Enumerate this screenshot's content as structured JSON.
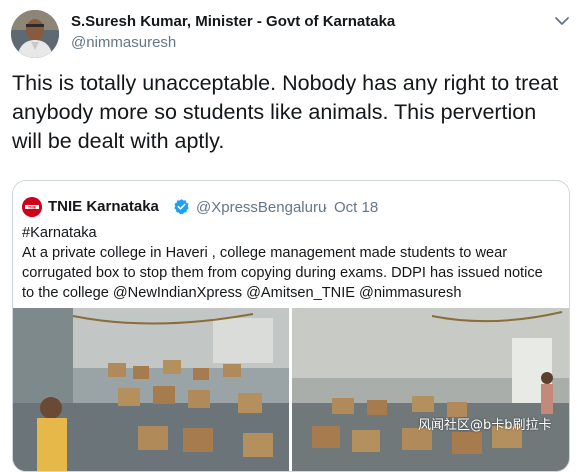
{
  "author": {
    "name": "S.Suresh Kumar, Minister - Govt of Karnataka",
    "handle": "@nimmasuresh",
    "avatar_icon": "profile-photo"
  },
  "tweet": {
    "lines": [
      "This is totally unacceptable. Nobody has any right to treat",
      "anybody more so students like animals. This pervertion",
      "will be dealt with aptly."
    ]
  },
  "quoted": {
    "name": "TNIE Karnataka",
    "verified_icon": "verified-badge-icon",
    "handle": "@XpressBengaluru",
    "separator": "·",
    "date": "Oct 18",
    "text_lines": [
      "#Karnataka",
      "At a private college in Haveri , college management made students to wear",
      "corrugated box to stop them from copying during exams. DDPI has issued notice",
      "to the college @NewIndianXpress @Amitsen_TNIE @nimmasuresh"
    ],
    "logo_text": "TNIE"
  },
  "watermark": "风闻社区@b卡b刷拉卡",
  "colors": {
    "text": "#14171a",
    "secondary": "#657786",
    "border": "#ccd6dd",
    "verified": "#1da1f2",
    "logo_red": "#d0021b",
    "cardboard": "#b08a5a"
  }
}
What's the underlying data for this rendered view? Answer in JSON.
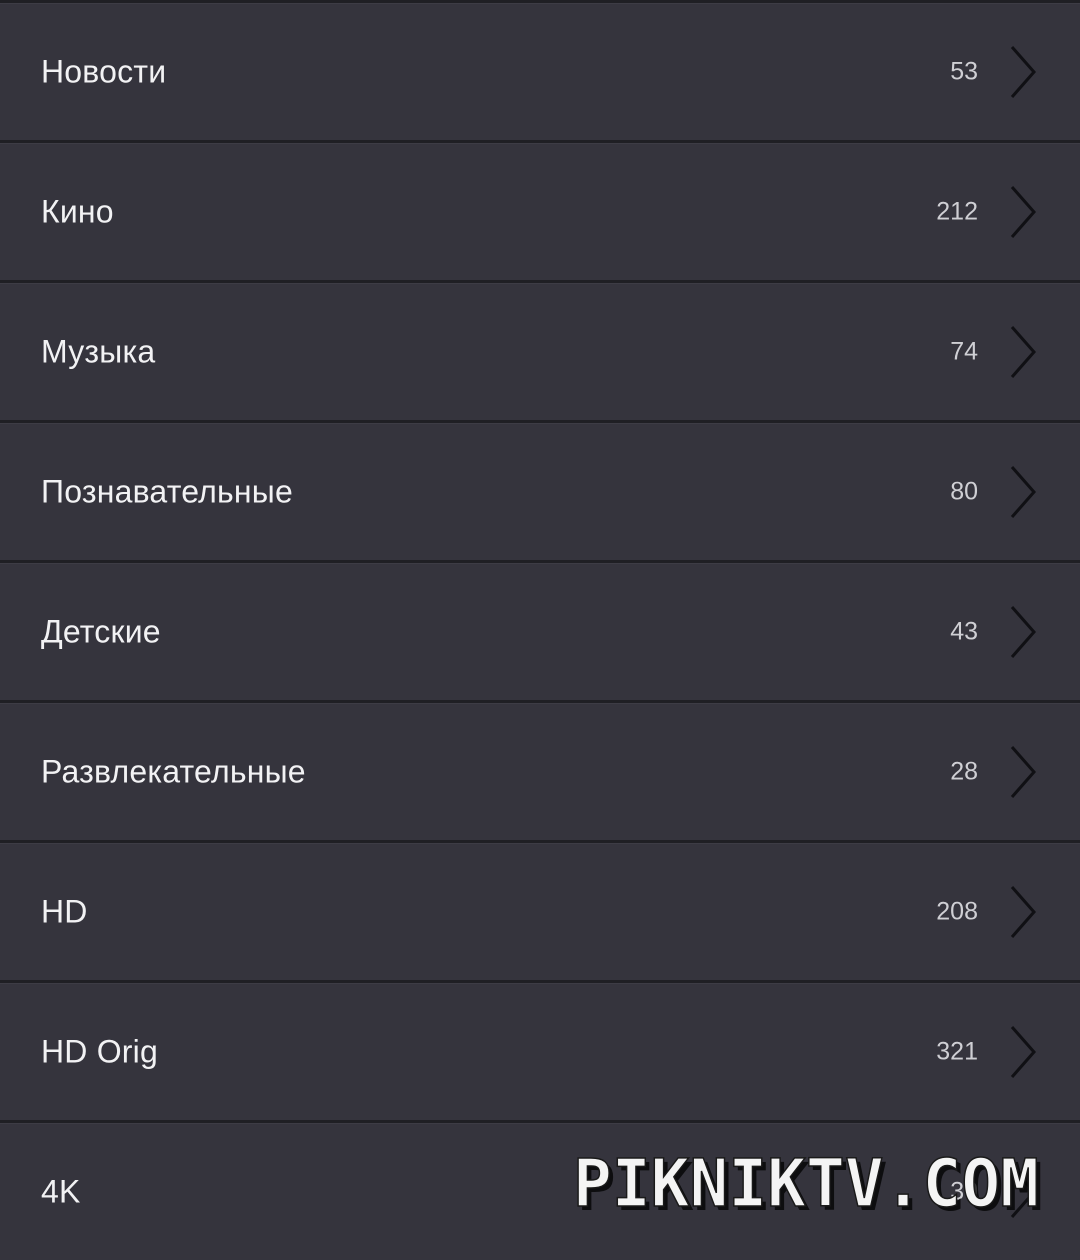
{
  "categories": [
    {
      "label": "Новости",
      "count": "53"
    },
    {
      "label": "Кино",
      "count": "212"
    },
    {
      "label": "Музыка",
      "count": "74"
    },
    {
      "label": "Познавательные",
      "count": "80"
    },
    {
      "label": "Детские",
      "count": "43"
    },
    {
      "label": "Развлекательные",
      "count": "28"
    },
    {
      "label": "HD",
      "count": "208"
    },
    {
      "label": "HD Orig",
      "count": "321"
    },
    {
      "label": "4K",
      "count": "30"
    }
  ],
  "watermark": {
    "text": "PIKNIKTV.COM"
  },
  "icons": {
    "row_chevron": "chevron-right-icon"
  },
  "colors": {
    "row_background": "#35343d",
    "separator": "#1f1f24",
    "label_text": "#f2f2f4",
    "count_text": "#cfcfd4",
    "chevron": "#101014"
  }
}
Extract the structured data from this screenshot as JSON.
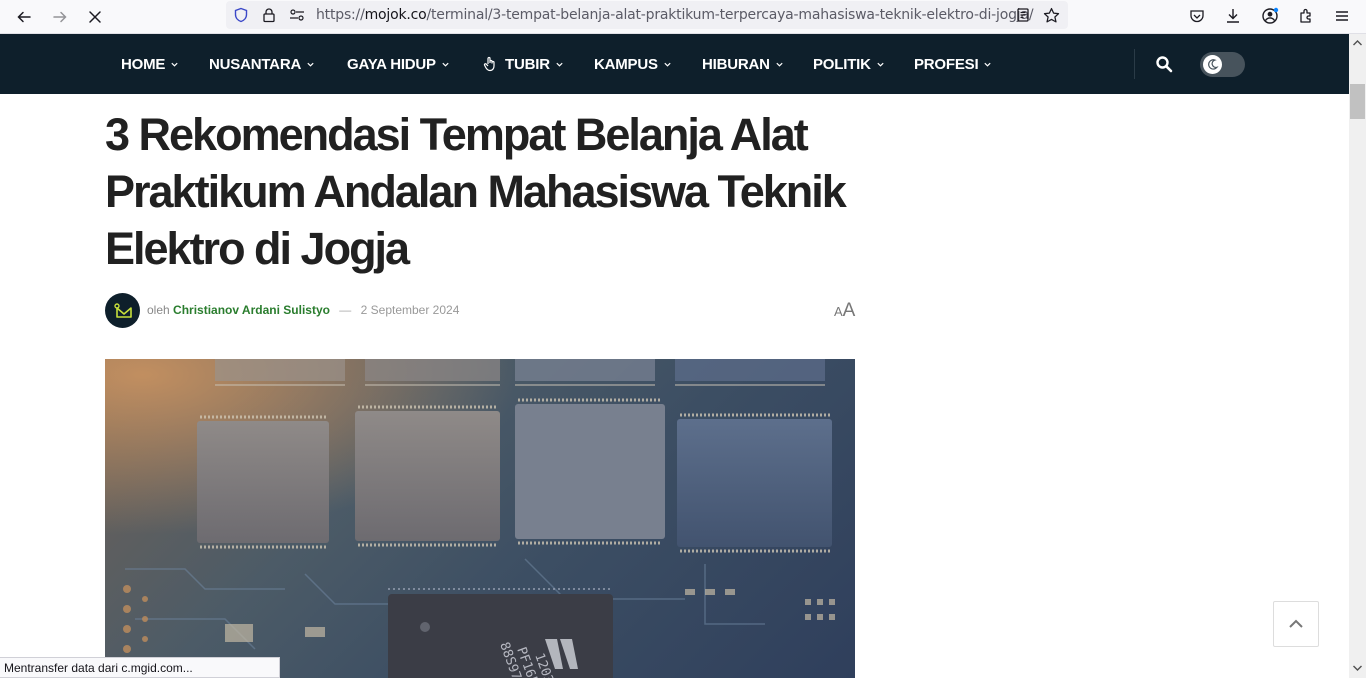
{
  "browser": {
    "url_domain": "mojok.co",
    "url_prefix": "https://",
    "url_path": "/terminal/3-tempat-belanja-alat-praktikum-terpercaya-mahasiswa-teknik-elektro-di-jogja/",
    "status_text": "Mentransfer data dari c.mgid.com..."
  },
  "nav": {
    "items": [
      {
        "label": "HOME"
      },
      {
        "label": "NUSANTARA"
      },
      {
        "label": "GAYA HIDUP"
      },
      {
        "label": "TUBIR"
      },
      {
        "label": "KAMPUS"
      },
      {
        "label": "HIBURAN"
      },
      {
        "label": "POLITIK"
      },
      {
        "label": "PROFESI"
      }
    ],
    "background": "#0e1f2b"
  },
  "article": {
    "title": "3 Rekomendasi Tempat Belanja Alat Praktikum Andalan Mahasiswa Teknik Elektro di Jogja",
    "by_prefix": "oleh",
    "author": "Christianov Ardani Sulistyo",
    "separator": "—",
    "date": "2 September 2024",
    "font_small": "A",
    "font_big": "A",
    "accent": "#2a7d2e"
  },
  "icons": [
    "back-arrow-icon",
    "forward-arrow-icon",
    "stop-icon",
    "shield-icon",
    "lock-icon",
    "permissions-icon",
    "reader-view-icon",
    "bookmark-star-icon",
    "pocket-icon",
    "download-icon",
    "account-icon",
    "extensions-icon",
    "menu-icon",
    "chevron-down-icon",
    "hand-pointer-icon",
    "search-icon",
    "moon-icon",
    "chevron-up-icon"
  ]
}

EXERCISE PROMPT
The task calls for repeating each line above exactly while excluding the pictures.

RESPONSE AREA
Enumerate this screenshot's content as structured JSON.
{
  "author": {
    "name": "S.Suresh Kumar, Minister - Govt of Karnataka",
    "handle": "@nimmasuresh",
    "avatar_icon": "profile-photo"
  },
  "tweet": {
    "lines": [
      "This is totally unacceptable. Nobody has any right to treat",
      "anybody more so students like animals. This pervertion",
      "will be dealt with aptly."
    ]
  },
  "quoted": {
    "name": "TNIE Karnataka",
    "verified_icon": "verified-badge-icon",
    "handle": "@XpressBengaluru",
    "separator": "·",
    "date": "Oct 18",
    "text_lines": [
      "#Karnataka",
      "At a private college in Haveri , college management made students to wear",
      "corrugated box to stop them from copying during exams. DDPI has issued notice",
      "to the college @NewIndianXpress @Amitsen_TNIE @nimmasuresh"
    ],
    "logo_text": "TNIE"
  },
  "watermark": "风闻社区@b卡b刷拉卡",
  "colors": {
    "text": "#14171a",
    "secondary": "#657786",
    "border": "#ccd6dd",
    "verified": "#1da1f2",
    "logo_red": "#d0021b",
    "cardboard": "#b08a5a"
  }
}
What's the underlying data for this rendered view? Answer in JSON.
{
  "categories": [
    {
      "label": "Новости",
      "count": "53"
    },
    {
      "label": "Кино",
      "count": "212"
    },
    {
      "label": "Музыка",
      "count": "74"
    },
    {
      "label": "Познавательные",
      "count": "80"
    },
    {
      "label": "Детские",
      "count": "43"
    },
    {
      "label": "Развлекательные",
      "count": "28"
    },
    {
      "label": "HD",
      "count": "208"
    },
    {
      "label": "HD Orig",
      "count": "321"
    },
    {
      "label": "4K",
      "count": "30"
    }
  ],
  "watermark": {
    "text": "PIKNIKTV.COM"
  },
  "icons": {
    "row_chevron": "chevron-right-icon"
  },
  "colors": {
    "row_background": "#35343d",
    "separator": "#1f1f24",
    "label_text": "#f2f2f4",
    "count_text": "#cfcfd4",
    "chevron": "#101014"
  }
}
Extract the structured data from this screenshot as JSON.
{
  "browser": {
    "url_domain": "mojok.co",
    "url_prefix": "https://",
    "url_path": "/terminal/3-tempat-belanja-alat-praktikum-terpercaya-mahasiswa-teknik-elektro-di-jogja/",
    "status_text": "Mentransfer data dari c.mgid.com..."
  },
  "nav": {
    "items": [
      {
        "label": "HOME"
      },
      {
        "label": "NUSANTARA"
      },
      {
        "label": "GAYA HIDUP"
      },
      {
        "label": "TUBIR"
      },
      {
        "label": "KAMPUS"
      },
      {
        "label": "HIBURAN"
      },
      {
        "label": "POLITIK"
      },
      {
        "label": "PROFESI"
      }
    ],
    "background": "#0e1f2b"
  },
  "article": {
    "title": "3 Rekomendasi Tempat Belanja Alat Praktikum Andalan Mahasiswa Teknik Elektro di Jogja",
    "by_prefix": "oleh",
    "author": "Christianov Ardani Sulistyo",
    "separator": "—",
    "date": "2 September 2024",
    "font_small": "A",
    "font_big": "A",
    "accent": "#2a7d2e"
  },
  "icons": [
    "back-arrow-icon",
    "forward-arrow-icon",
    "stop-icon",
    "shield-icon",
    "lock-icon",
    "permissions-icon",
    "reader-view-icon",
    "bookmark-star-icon",
    "pocket-icon",
    "download-icon",
    "account-icon",
    "extensions-icon",
    "menu-icon",
    "chevron-down-icon",
    "hand-pointer-icon",
    "search-icon",
    "moon-icon",
    "chevron-up-icon"
  ]
}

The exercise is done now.